You know, I’m not really sure how to tell this story. Heck, I wasn’t even alive when this event occurred. But one thing is for sure: It’s my duty, honor and responsibility to tell it. So here it goes…
I was recently granted the honor and privilege of going to a screening of one of the most powerful films I have ever seen in my short time of being on this planet. But before I give you the name of the movie, I think it is more important for me to be as transparent as I can about the impact this event can have on the Black Community, and the world.
During the summer of 1969, just 100 miles from Woodstock, The Harlem Cultural Festival was host to 300,000 people, and some of the most legendary Black and Puerto Rican music artists of all time. For me, it was great to see a 19-year-old Stevie Wonder in his youth. Or Papa Staples and The Staples Singers with Mahalia Jackson on the stage together. A very notable highlight was when Mavis Staples and Mahalia Jackson sang Dr. Martin Luther King Jr’s favorite song Precious Lord to commemorate the anniversary of his death. And to see The 5th Dimension, Sly and The Family Stone, Gladys Knight and The Pips, Nina Simone, B.B King and so many more legendary music artists over a six week period.
It was also a time when Black and Brown communities in not just Harlem, but across the country demanded change from the systematic treatment they were receiving. The 1960’s was a tough decade for the Civil Rights movement, especially with the death of John F. Kennedy, Dr. Martin Luther King Jr., Malcolm X, and Robert Kennedy. The racial divide was so bad that the New York City Police Department refused to provide security at the Harlem Cultural Festival. So, The Black Panther Party did just that.
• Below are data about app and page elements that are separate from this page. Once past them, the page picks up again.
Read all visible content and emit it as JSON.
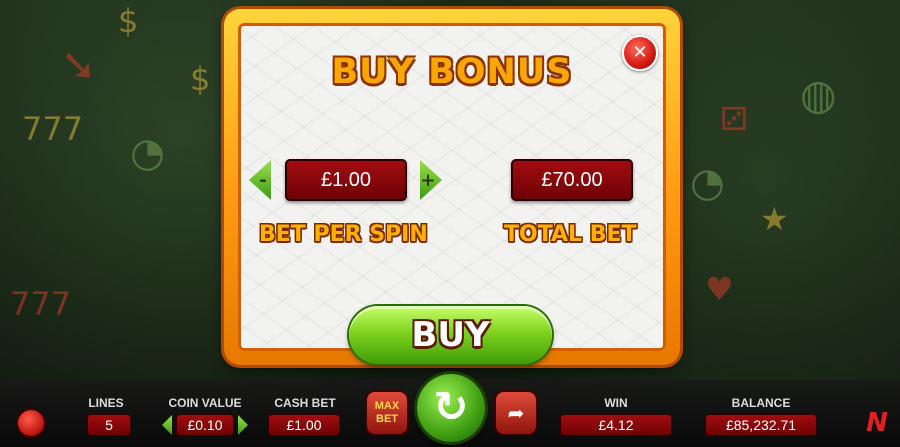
{
  "modal": {
    "title": "BUY BONUS",
    "close_icon": "close-x-icon",
    "bet_per_spin": {
      "label": "BET PER SPIN",
      "value": "£1.00",
      "decrease_symbol": "-",
      "increase_symbol": "+"
    },
    "total_bet": {
      "label": "TOTAL BET",
      "value": "£70.00"
    },
    "buy_label": "BUY"
  },
  "bottom_bar": {
    "lines": {
      "label": "LINES",
      "value": "5"
    },
    "coin_value": {
      "label": "COIN VALUE",
      "value": "£0.10"
    },
    "cash_bet": {
      "label": "CASH BET",
      "value": "£1.00"
    },
    "max_bet_label": "MAX\nBET",
    "spin_icon": "refresh-arrow-icon",
    "auto_icon": "auto-play-arrow-icon",
    "win": {
      "label": "WIN",
      "value": "£4.12"
    },
    "balance": {
      "label": "BALANCE",
      "value": "£85,232.71"
    },
    "logo_icon": "brand-logo-icon"
  },
  "colors": {
    "accent_orange": "#ff9d13",
    "value_box_red": "#8a0608",
    "button_green": "#7fd31e"
  }
}
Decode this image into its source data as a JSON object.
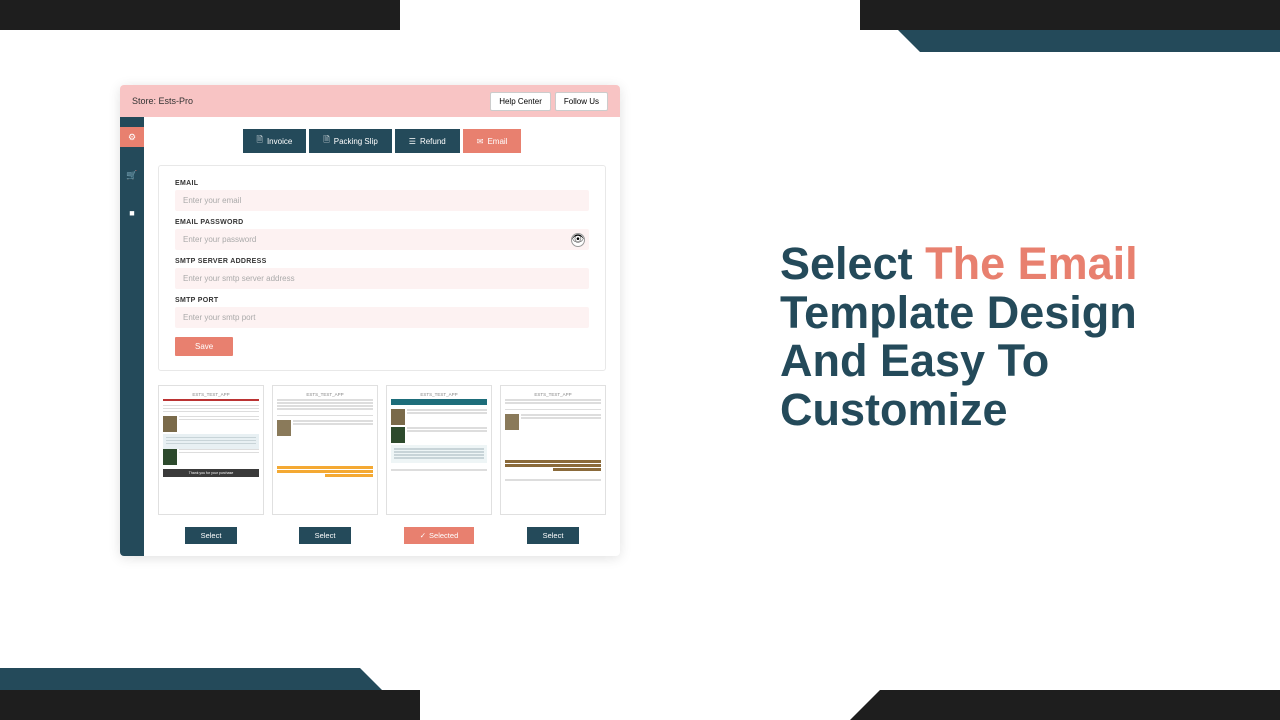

However, security was for the most part not needed, as over 300,000 people, mostly black men, women and children alike, gathered to see their favorite artists in an environment of peace, harmony, togetherness, praise, joy, singing, dancing; all things that were great for Harlem and for the black community. You could see the joy and pride on their faces as they greeted and spoke to each other in peace and harmony.
After the festival ended in August, producer Hal Tulchin had filmed the entire festival with plans to sell the footage. Unfortunately, he was unable to find a buyer and the footage stayed locked in the basement of WNEW-TV for over 50 years.
Questlove of The Roots obtained the footage in 2021 and the movie Summer Of Soul (or when the revolution could not be televised) was released July 2 with never-seen-before footage from the festival.
Ed: the film is also currently streaming on Hulu.
I wrote all of this just to say, historically speaking, music has a way of healing and saving a nation. I am sure all of us have certain songs that we hear and know exactly what we were doing the second we first heard that song. Music changes attitudes and therefore changes the narrative.
I would like to leave you with this question: Why was this footage forgotten and will we ever be able to duplicate this kind of effect? I’m sure we have many theories and propose solutions to the question, but that’s for another time and another article.